Perhaps, above all, Islamabad’s concerns about an intensifying Saudi-Iran split have to do with its own sectarian struggle. Violence against Pakistan’s Shia community has grown at the hands of Deobandi extremist groups, who take their inspiration from Saudi Arabia’s puritanical spin on Sunni Islam known as Wahhabism. Meanwhile, some prominent voices in Pakistan–even from within the country’s local and national government–see undue Iranian influence at play among Pakistani Shias. Pakistan has seen the post-1979 contest for supremacy in the Middle East between Iran and Saudi Arabia play out at home and is eager to avoid any additional sectarian escalation at home.
The one reassuring sign of this week’s shuttle diplomacy comes with the shared itinerary between Nawaz and Raheel. The General’s participation suggests that the Pakistani army, which is seen as the locus of control for the country’s foreign and security policy, buys in to the prime minister’s vision of helping Riyadh and Tehran bridge their differences. The Pakistani military’s interests in the Iran-Saudi Arabia divide are fairly skewed toward Saudi Arabia, which has historically been an important financial benefactor.
Pakistan received a $1.5 billion “unconditional grant” from Saudi Arabia in 2014, which helped the country service its debts at a time of financial difficulty. (Prime Minister Nawaz Sharif has personal stakes as well–Riyadh hosted him in exile after he was removed from power by Pervez Musharraf in 1999.) Saudi-Pakistani military cooperation is advanced and Riyadh even included Pakistan in its “Islamic military alliance,” to Pakistan’s surprise initially.
If push came to shove, there is little reason to doubt that Pakistan’s military would stand by Saudi Arabia instead of Iran. That decision isn’t one that would be taken lightly and, based on Pakistan’s moves this week, it appears that neither Sharif is particularly interested in having matters escalate to that point. Pakistan’s relations with India and Afghanistan are complicated and fraught enough that it doesn’t need difficulties with a third neighbor.
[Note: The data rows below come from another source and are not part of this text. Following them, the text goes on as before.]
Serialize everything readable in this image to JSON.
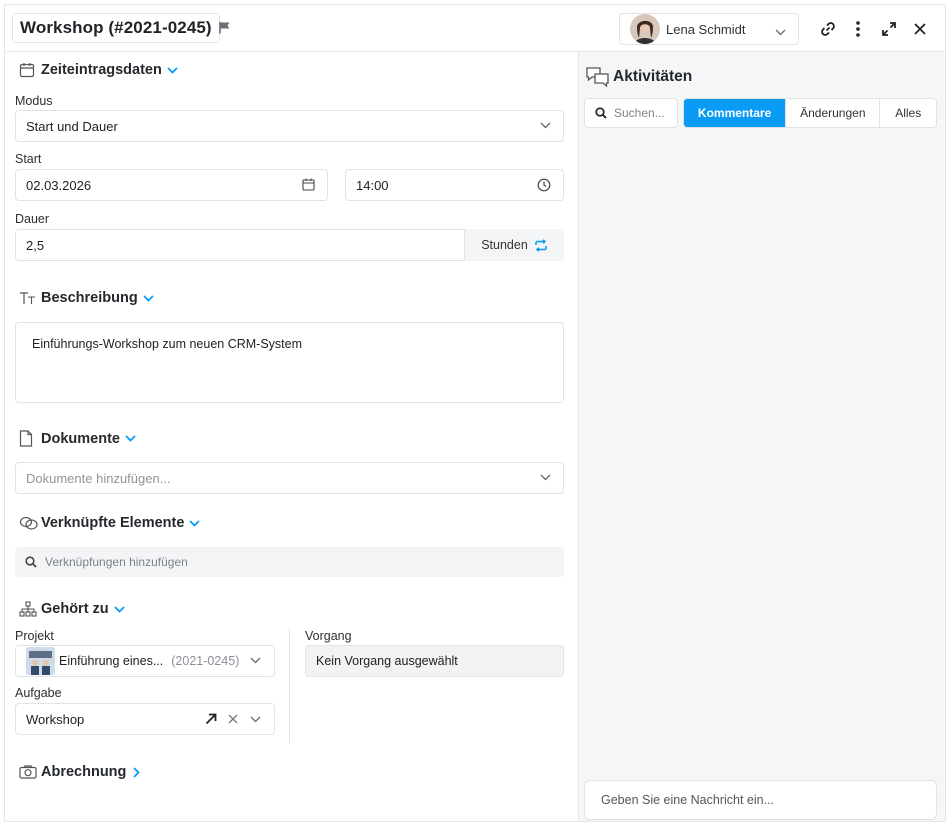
{
  "header": {
    "title": "Workshop (#2021-0245)",
    "user_name": "Lena Schmidt"
  },
  "colors": {
    "accent": "#0a9cf5",
    "panel_bg": "#f5f6f8"
  },
  "sections": {
    "time_entry": {
      "title": "Zeiteintragsdaten",
      "mode_label": "Modus",
      "mode_value": "Start und Dauer",
      "start_label": "Start",
      "start_date": "02.03.2026",
      "start_time": "14:00",
      "duration_label": "Dauer",
      "duration_value": "2,5",
      "duration_unit": "Stunden"
    },
    "description": {
      "title": "Beschreibung",
      "text": "Einführungs-Workshop zum neuen CRM-System"
    },
    "documents": {
      "title": "Dokumente",
      "placeholder": "Dokumente hinzufügen..."
    },
    "linked": {
      "title": "Verknüpfte Elemente",
      "placeholder": "Verknüpfungen hinzufügen"
    },
    "belongs_to": {
      "title": "Gehört zu",
      "project_label": "Projekt",
      "project_name": "Einführung eines...",
      "project_number": "(2021-0245)",
      "process_label": "Vorgang",
      "process_value": "Kein Vorgang ausgewählt",
      "task_label": "Aufgabe",
      "task_value": "Workshop"
    },
    "billing": {
      "title": "Abrechnung"
    }
  },
  "activities": {
    "title": "Aktivitäten",
    "search_placeholder": "Suchen...",
    "tabs": [
      "Kommentare",
      "Änderungen",
      "Alles"
    ],
    "active_tab": "Kommentare",
    "message_placeholder": "Geben Sie eine Nachricht ein..."
  },
  "icons": [
    "flag-icon",
    "link-icon",
    "more-vertical-icon",
    "expand-icon",
    "close-icon",
    "calendar-icon",
    "clock-icon",
    "refresh-icon",
    "text-icon",
    "document-icon",
    "link-chain-icon",
    "hierarchy-icon",
    "camera-icon",
    "chat-icon",
    "search-icon",
    "chevron-down-icon"
  ]
}
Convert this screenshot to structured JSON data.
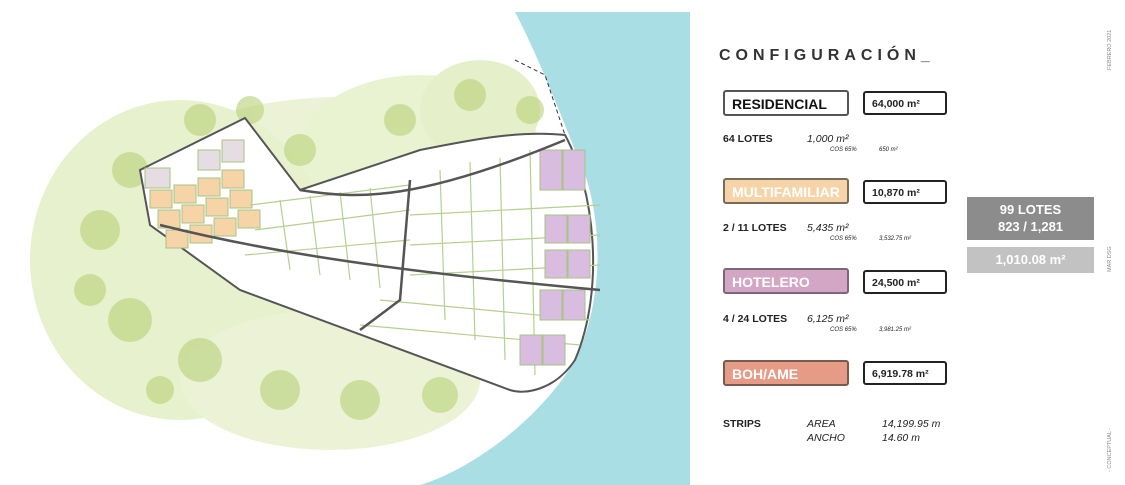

Time will tell if Pakistan’s decision to mediate between Iran and Saudi Arabia will be successful. Nawaz and Raheel’s first attempt at shuttle diplomacy suggests that both Riyadh and Tehran will buy in to the process. Unfortunately, the “hard” part of this attempt at deft diplomacy–getting the Iranians and Saudis to work out their differences–lies ahead.